The Subhash Chandra led content and broadcast player Zee Entertainment Enterprises Limited (Zeel) reported a 23 per cent hike in consolidated revenue for the quarter ended 30 September 2016 (Q2-17, current quarter) as compared to the corresponding quarter of the previous year.

Television TV Channels GECs
Best Deal TV appoints Hari Trivedi as COO

MUMBAI: Best Deal TV has appointed Hari Trivedi as the chief operating officer with immediate effect. Based in Mumbai, Trivedi will be responsible for overall sales and marketing.
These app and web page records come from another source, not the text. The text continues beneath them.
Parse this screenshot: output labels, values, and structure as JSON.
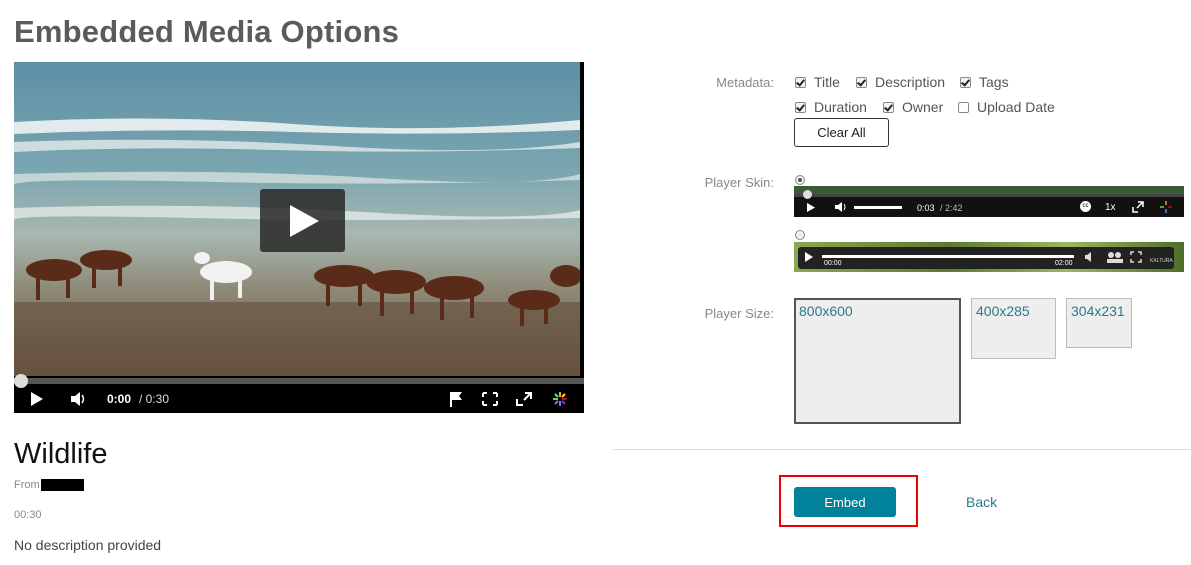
{
  "page": {
    "title": "Embedded Media Options"
  },
  "player": {
    "current_time": "0:00",
    "duration": "/ 0:30",
    "progress": 0
  },
  "media": {
    "title": "Wildlife",
    "from_label": "From",
    "duration": "00:30",
    "description": "No description provided"
  },
  "metadata": {
    "label": "Metadata:",
    "options": [
      {
        "label": "Title",
        "checked": true
      },
      {
        "label": "Description",
        "checked": true
      },
      {
        "label": "Tags",
        "checked": true
      },
      {
        "label": "Duration",
        "checked": true
      },
      {
        "label": "Owner",
        "checked": true
      },
      {
        "label": "Upload Date",
        "checked": false
      }
    ],
    "clear_all": "Clear All"
  },
  "skin": {
    "label": "Player Skin:",
    "skin1": {
      "time": "0:03",
      "duration": "/ 2:42",
      "speed": "1x",
      "selected": true
    },
    "skin2": {
      "time": "00:00",
      "duration": "02:00",
      "brand": "KALTURA",
      "selected": false
    }
  },
  "size": {
    "label": "Player Size:",
    "options": [
      {
        "label": "800x600",
        "selected": true
      },
      {
        "label": "400x285",
        "selected": false
      },
      {
        "label": "304x231",
        "selected": false
      }
    ]
  },
  "actions": {
    "embed": "Embed",
    "back": "Back"
  },
  "colors": {
    "accent": "#00829b",
    "link": "#2a7a8c",
    "highlight": "#e00000"
  }
}
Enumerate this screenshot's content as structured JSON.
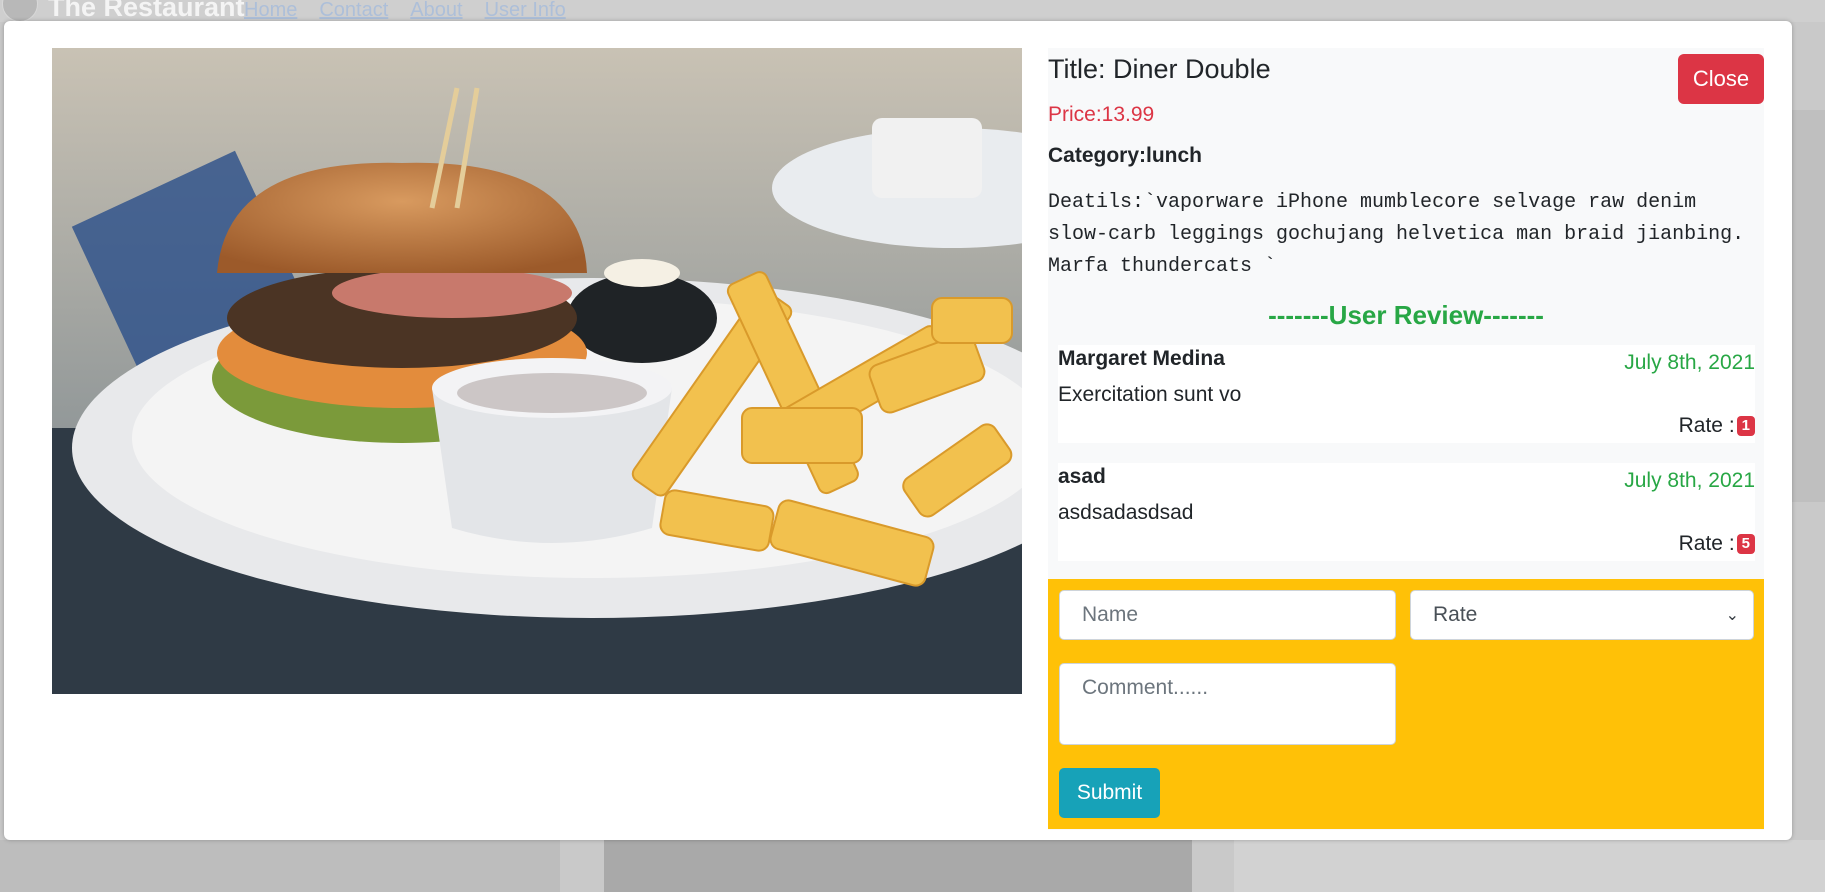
{
  "background": {
    "brand": "The Restaurant",
    "nav_links": [
      "Home",
      "Contact",
      "About",
      "User Info"
    ]
  },
  "modal": {
    "title": "Title: Diner Double",
    "close_label": "Close",
    "price": "Price:13.99",
    "category": "Category:lunch",
    "details": "Deatils:`vaporware iPhone mumblecore selvage raw denim slow-carb leggings gochujang helvetica man braid jianbing. Marfa thundercats `",
    "review_heading": "-------User Review-------",
    "reviews": [
      {
        "name": "Margaret Medina",
        "date": "July 8th, 2021",
        "comment": "Exercitation sunt vo",
        "rate_label": "Rate :",
        "rate": "1"
      },
      {
        "name": "asad",
        "date": "July 8th, 2021",
        "comment": "asdsadasdsad",
        "rate_label": "Rate :",
        "rate": "5"
      }
    ],
    "form": {
      "name_placeholder": "Name",
      "rate_selected": "Rate",
      "comment_placeholder": "Comment......",
      "submit_label": "Submit"
    }
  },
  "colors": {
    "close": "#dc3545",
    "price": "#dc3545",
    "review_heading": "#28a745",
    "form_bg": "#ffc107",
    "submit": "#17a2b8"
  },
  "icons": {
    "select_caret": "chevron-down-icon",
    "food_image": "burger-and-fries-photo"
  }
}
He would also be initializing lowest price offers and deals on Best Deal TV.

Television TV Channels People
Disney announces successor of MD Siddharth Roy-Kapur

MUMBAI: Walt Disney International has announced the successor to its former managing director Siddharth Roy-Kapur. As a second stint with the organization, Mahesh Samat has made a comeback and will lead The Walt Disney Company India as the managing director. He will pursue his new responsibility...

Television TV Channels People
Life is more imaginative than fiction in a story like POW, says writer-director Gideon Raff

MUMBAI: Sometimes, coming back home after 17 years is not always a happy ending. "Prisoners of War" is the story of three Israeli soldiers, who were held captive for that many years following their kidnapping while on a secret mission with their unit.

Television TV Shows Thriller
IPL media rights bidding postponed sine die

MUMBAI: The BCCI has made it clear that the media rights auction cannot take place till the time it gets a concrete go-ahead and a formal approval from the Justice RM Lodha committee. Till the evening of 24 October (Monday), BCCI did not receive the okay from the committee which said, "it is in...

Television TV Channels Sports

Latest News

Load More

Sign up for our Newsletter

subscribe for latest stories